Soon after you will drop down to a little treasure - Church Cove (not to be confused with ... ahem ... Church Cove at Gunwalloe on the West side of the Lizard) - where a few cottages sit above a tiny slipway flanked by high cliffs.  The path actually runs behind the houses but its worth a detour to check out the slipway.

Moving on the path continues on towards Cadgwith, passing the incredible collapsed cave of the Devil's Frying Pan. Cadgwith itself is a beautiful village, with a small fishing fleet and an abundance of thatched cottages. This is the architypal Cornish coastal village and is often busy with tourists in the summer.

Leaving Cadgwith I could see the rain was on its way. However the sun found a break in the clouds and for a moment or two the coast was flooded with an eerie orange light before the flat grey clouds descended once more and closed the gap in the sky.

The next feature encountered is the Poltesco valley. Once a thriving port due to the abundance of Pilchards and later the site of a Serpentine factory there are many ruined buildings to explore, plus a very impressive wooden bridge across the stream.

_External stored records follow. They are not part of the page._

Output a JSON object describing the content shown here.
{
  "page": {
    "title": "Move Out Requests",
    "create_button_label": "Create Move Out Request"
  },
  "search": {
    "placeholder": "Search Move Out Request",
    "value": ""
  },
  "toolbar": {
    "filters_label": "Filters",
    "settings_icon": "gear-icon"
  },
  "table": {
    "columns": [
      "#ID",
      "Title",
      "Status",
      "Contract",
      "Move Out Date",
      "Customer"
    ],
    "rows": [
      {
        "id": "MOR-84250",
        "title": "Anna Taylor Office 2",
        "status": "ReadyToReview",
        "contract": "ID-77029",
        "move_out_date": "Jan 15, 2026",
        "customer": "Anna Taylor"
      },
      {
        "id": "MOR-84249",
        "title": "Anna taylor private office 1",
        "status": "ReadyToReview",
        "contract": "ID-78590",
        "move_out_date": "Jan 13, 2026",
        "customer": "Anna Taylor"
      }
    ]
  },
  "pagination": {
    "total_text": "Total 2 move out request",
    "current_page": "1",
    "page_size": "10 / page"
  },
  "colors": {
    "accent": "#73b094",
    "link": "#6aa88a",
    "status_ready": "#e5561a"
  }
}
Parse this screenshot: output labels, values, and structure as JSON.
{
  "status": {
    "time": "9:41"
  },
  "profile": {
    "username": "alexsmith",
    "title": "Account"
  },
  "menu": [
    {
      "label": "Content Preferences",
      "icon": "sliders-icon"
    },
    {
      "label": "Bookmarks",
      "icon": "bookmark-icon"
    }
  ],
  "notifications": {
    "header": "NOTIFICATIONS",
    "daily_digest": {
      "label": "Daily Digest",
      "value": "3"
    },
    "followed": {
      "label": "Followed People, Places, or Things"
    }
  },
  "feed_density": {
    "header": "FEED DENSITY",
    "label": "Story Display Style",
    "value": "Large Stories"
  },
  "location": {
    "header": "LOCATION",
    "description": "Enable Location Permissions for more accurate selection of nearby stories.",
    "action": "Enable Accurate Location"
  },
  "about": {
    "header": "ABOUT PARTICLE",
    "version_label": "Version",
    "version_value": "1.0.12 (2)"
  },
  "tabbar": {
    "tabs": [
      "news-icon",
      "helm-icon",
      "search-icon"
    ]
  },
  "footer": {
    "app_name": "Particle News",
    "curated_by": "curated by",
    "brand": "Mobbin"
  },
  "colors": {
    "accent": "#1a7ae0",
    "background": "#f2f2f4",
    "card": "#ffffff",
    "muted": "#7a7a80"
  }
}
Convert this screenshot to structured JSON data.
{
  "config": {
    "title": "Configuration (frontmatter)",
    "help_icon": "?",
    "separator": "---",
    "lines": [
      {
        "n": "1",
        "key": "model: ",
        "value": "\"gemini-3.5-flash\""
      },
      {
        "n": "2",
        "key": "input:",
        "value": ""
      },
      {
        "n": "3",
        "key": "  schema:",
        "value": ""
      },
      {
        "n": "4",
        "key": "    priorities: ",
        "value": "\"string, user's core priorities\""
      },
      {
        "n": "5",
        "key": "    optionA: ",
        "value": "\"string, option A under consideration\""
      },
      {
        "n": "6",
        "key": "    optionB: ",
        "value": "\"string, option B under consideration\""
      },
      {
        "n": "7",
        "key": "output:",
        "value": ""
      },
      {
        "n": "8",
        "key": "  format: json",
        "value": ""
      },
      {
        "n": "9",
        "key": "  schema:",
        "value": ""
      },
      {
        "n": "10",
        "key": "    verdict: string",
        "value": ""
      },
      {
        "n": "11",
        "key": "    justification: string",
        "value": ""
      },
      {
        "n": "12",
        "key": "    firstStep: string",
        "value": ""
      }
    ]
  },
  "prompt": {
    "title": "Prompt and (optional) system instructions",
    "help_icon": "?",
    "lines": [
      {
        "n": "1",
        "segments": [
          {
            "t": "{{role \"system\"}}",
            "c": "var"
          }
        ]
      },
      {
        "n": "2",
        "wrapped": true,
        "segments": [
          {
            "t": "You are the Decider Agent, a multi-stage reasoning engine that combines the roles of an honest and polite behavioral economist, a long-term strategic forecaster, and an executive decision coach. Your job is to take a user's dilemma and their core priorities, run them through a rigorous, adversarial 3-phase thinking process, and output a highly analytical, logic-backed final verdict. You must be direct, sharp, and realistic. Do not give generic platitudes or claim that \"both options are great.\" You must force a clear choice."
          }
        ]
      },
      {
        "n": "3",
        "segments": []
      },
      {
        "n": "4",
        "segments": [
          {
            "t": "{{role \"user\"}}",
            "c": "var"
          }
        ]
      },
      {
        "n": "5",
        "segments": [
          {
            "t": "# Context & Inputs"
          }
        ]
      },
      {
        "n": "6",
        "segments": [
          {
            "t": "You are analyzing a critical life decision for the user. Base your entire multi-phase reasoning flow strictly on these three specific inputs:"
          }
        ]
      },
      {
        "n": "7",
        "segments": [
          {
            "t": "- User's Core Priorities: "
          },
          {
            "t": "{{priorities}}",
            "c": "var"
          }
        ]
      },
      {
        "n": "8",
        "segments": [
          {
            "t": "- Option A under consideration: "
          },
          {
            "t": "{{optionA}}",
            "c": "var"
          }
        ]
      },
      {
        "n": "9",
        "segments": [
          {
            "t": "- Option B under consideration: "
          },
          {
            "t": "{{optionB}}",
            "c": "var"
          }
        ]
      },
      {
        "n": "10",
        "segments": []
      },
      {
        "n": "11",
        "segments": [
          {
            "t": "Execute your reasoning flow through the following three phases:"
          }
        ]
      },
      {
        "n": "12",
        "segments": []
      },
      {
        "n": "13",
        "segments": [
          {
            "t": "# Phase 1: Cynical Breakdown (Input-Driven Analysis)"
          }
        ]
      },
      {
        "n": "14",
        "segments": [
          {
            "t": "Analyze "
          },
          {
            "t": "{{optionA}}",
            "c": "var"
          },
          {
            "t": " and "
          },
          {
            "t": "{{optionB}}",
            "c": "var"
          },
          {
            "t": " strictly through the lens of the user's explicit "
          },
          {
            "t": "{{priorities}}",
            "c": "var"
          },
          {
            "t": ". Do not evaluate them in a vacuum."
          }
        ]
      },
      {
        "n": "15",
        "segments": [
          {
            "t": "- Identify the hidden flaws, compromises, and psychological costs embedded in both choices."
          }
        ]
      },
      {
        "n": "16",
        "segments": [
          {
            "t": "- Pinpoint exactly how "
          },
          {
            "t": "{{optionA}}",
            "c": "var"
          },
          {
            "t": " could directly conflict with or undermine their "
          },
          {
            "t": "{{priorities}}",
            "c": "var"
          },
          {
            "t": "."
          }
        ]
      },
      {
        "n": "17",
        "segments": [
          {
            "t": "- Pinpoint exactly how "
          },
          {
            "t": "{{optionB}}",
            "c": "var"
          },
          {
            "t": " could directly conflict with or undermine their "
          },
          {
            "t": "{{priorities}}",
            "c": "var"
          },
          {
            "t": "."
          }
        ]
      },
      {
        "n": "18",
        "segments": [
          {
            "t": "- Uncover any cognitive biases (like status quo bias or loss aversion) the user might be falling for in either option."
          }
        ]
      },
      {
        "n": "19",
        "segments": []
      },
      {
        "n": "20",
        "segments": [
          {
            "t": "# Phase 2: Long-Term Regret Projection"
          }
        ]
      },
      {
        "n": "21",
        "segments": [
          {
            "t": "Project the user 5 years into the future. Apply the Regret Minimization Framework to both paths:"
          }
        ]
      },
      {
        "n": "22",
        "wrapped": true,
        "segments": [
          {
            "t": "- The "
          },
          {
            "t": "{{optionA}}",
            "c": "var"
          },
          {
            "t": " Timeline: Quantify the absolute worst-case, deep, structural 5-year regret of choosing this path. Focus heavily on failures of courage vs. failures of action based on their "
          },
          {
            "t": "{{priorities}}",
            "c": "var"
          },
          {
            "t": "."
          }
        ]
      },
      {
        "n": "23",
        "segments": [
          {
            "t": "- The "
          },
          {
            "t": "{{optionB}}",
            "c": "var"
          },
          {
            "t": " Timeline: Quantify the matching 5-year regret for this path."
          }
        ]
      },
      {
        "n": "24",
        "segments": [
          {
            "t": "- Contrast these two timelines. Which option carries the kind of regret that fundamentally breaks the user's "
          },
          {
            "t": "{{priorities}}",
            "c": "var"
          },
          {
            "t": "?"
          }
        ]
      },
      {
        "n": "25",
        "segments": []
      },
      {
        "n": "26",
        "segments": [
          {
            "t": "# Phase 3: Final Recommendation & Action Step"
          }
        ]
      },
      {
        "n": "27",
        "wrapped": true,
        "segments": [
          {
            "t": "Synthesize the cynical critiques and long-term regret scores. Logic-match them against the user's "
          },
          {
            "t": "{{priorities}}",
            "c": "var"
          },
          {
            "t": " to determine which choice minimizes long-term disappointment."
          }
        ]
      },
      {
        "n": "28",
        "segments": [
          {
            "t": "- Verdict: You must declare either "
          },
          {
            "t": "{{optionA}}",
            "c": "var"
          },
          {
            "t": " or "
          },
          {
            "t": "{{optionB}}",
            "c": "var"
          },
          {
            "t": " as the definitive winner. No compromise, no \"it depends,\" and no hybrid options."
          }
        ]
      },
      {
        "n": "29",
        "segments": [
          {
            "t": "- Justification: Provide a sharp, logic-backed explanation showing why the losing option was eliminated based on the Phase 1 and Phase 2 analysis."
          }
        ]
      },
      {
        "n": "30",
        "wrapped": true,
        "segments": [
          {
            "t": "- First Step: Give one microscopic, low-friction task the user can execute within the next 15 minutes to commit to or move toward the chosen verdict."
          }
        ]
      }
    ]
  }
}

Its a good climb up from here - one of many on this stretch of coastline. But before long you are popping unexpectantly out onto a pitch and put golf course below a caravan site. From here the path leads you to the road and down to Kennack Sands. This is a really lovely beach split by a small headland and with wetlands behind, a toilet block and during the summer at least a cafe.

If anything the going gets tougher now with some very steep climbs. At one point the path drops down again to sea level and I was surprised to find the bridge across the stream had been ripped from its moorings in the winter storms.

After a while the houses of Coverack come into view but its not all over yet. The final mile into Coverack is very steep, technical and, frankly, not that run-able, at least not when its wet.

By now the rain had set in and on arriving at Coverack we did't hang around before turning round and heading for home. All in all, its eleven miles from Lizard to Coverack. There are a few options to cut the return journey short, either cutting inland at Church Cove, Bass Point or Housel Bay should your legs or timescale require it.

All in all this is a superb run taking in a rugged, varied piece of the coast path with some beautiful coves and villages along the way.